By Alexandria Sage PARIS (Reuters) - In accusing magistrates of persecuting him, former French president Nicolas Sarkozy is taking on an old enemy in a fight that could hurt both politicians and judges, fuelling a sense of public disenchantment with France's ruling elite. Sarkozy's hopes of winning back power suffered a heavy blow when, after 15 hours in police custody, he was placed under formal investigation on July 2, suspected of using his influence to gain details of a probe into his 2007 election campaign. Already the far-right National Front, which topped the polls in France at May's elections to the European Parliament, is seeking to capitalize on the Sarkozy affair as further evidence of something rotten at the heart of the political establishment. Its leader Marine Le Pen has described Sarkozy's conservative UMP party and President Francois Hollande's ruling Socialists as "all corrupt." Eighty percent of Sarkozy supporters suspect political machinations in his latest case.
- Iraq parliament postpones decision on new leaders
- Terrific World Cup ends with marquee final
- Small SC town rallies for fired gay police chief
- The iPhone 6′s sapphire display might not be all it’s cracked up to be

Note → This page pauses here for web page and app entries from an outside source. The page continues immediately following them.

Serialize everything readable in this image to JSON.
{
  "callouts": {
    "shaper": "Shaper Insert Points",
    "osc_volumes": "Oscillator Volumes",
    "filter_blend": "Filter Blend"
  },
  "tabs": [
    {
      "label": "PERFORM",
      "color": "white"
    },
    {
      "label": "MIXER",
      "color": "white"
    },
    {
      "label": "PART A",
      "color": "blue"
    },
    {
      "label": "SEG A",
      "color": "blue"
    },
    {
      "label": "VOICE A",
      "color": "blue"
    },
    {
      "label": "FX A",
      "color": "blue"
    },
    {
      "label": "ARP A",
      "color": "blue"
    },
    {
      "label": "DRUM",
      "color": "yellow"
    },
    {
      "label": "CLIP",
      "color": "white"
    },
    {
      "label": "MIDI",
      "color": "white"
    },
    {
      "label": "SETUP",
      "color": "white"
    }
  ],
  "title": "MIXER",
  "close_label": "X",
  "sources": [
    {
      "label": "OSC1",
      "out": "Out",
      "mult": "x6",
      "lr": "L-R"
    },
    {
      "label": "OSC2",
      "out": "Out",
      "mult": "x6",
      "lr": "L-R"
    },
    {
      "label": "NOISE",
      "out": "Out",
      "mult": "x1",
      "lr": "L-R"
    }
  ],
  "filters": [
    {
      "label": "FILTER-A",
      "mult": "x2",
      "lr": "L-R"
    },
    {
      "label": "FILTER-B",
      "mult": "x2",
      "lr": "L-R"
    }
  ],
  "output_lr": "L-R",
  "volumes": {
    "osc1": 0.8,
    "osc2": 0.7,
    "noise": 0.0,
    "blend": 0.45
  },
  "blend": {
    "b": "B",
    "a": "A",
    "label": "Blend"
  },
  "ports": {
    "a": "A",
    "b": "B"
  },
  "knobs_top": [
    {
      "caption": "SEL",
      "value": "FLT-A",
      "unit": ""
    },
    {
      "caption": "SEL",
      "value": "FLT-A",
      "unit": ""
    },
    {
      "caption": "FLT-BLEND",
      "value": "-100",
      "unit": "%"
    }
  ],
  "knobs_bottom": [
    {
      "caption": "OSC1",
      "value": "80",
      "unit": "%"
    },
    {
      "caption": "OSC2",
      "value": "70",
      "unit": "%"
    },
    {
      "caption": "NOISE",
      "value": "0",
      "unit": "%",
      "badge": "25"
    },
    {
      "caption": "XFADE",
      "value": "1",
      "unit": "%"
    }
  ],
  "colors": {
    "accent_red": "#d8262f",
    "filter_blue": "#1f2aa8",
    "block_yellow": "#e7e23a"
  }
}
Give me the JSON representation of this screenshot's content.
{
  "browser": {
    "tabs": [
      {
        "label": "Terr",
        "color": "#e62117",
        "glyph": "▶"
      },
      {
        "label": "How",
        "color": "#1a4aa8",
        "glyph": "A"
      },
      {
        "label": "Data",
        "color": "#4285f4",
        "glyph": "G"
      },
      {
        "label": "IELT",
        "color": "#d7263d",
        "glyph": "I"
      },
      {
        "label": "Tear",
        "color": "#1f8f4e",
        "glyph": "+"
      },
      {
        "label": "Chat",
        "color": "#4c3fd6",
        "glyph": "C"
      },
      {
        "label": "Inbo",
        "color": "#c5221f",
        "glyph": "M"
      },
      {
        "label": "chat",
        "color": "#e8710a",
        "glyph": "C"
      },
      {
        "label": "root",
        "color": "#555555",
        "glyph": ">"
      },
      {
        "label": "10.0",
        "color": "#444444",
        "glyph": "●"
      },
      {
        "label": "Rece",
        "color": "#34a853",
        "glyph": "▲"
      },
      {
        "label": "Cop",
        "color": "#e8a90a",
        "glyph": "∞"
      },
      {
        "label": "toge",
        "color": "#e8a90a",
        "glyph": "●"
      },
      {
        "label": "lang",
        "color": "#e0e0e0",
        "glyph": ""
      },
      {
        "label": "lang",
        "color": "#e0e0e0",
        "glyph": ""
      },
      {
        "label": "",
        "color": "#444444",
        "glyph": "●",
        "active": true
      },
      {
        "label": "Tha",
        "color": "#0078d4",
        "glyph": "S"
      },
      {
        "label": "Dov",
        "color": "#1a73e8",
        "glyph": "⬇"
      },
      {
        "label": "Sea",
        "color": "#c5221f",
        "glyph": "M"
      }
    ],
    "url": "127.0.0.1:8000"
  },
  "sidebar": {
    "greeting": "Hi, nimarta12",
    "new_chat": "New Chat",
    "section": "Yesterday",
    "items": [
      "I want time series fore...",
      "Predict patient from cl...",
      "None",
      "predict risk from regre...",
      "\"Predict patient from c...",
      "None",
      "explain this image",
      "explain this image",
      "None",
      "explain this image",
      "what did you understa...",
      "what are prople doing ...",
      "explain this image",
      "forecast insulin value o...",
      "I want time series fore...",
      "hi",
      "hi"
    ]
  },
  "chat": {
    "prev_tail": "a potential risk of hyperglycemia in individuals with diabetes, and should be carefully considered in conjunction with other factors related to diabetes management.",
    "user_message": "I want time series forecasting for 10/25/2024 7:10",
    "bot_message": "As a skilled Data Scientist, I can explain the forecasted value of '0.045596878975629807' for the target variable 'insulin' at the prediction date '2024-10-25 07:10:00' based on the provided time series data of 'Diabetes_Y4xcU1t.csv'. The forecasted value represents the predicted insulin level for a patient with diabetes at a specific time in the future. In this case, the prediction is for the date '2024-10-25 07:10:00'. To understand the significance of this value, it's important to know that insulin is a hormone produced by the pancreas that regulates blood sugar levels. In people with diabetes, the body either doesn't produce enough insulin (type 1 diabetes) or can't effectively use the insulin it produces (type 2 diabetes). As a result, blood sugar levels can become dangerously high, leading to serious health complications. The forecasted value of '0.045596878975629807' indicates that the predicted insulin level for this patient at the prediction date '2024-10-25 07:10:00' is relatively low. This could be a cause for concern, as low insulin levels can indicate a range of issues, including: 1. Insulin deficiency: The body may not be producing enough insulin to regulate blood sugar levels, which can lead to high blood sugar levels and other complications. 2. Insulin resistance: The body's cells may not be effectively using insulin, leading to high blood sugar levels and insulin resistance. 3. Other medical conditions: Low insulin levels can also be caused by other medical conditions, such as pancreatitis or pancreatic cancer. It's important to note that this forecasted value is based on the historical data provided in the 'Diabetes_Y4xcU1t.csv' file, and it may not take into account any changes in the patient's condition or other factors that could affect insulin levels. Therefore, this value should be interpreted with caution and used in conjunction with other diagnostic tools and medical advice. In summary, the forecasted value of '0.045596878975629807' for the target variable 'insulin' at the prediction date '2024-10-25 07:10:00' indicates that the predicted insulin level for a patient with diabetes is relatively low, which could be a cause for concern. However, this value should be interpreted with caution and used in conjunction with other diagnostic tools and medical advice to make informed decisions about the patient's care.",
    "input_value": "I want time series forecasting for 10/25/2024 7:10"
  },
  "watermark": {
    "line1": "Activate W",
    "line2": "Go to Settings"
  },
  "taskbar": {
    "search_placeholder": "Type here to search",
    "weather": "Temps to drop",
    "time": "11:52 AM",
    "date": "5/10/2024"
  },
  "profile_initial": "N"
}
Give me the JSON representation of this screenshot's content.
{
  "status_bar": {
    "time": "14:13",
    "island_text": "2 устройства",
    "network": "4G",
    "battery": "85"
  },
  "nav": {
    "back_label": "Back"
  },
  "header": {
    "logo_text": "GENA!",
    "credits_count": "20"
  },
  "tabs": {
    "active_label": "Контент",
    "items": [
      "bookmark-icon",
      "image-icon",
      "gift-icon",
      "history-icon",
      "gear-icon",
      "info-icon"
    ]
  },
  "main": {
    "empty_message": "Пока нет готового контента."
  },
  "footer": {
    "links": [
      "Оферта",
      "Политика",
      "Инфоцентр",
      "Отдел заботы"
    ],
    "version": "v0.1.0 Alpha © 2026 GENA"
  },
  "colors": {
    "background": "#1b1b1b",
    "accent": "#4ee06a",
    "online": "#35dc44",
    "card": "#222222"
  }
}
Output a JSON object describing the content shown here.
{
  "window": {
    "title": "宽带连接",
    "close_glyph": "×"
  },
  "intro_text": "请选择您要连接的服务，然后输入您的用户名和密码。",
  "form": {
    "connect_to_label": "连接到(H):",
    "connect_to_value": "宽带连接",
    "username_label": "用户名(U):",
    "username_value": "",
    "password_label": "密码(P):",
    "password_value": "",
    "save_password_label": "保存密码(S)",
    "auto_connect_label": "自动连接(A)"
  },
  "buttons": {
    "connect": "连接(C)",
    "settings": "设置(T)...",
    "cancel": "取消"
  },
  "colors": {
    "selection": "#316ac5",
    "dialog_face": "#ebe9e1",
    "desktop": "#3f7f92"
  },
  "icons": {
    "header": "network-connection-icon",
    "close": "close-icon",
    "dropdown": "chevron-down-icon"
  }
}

The potential sapphire display of the iPhone 6 has been rumored, substantiated and confirmed several times over the past year, but all we’ve ever heard about sapphire are its advantages. It’s durable, it’s scratch-resistant and Apple has even had experience using it in the past on protective glass covering the iPhone camera and the home button of the 5s, but there must be a downside, right? Right. Engadget’s Brad Molen spoke with several influential representatives of the smartphone industry to put together the other side of the story, and all of a sudden, sapphire isn’t looking quite like the dream material we thought it might be. “The cost and supply aren’t where we’d like them to be for sapphire to be
- Thousands abandon their Gaza homes
Thousands of Palestinians were fleeing northern Gaza on Sunday after a night of intense Israeli strikes and an explicit warning from the army that the raids were set to intensify. In Beit Lahiya, whole streets were emptying, with residents fleeing with all the belongings they could carry -- by car, by donkey- and horse-drawn carts, and on foot. Mohammed Sultan packed his family's belongings onto a horse-drawn cart, with five children sitting among the hastily assembled items. He walked alongside the cart, with other adult relatives, heading for a school run by the United Nations Relief and Works Agency for Palestine refugees (UNRWA).
- Heads up! Supermoon is here
- Romania puts former prison commander on trial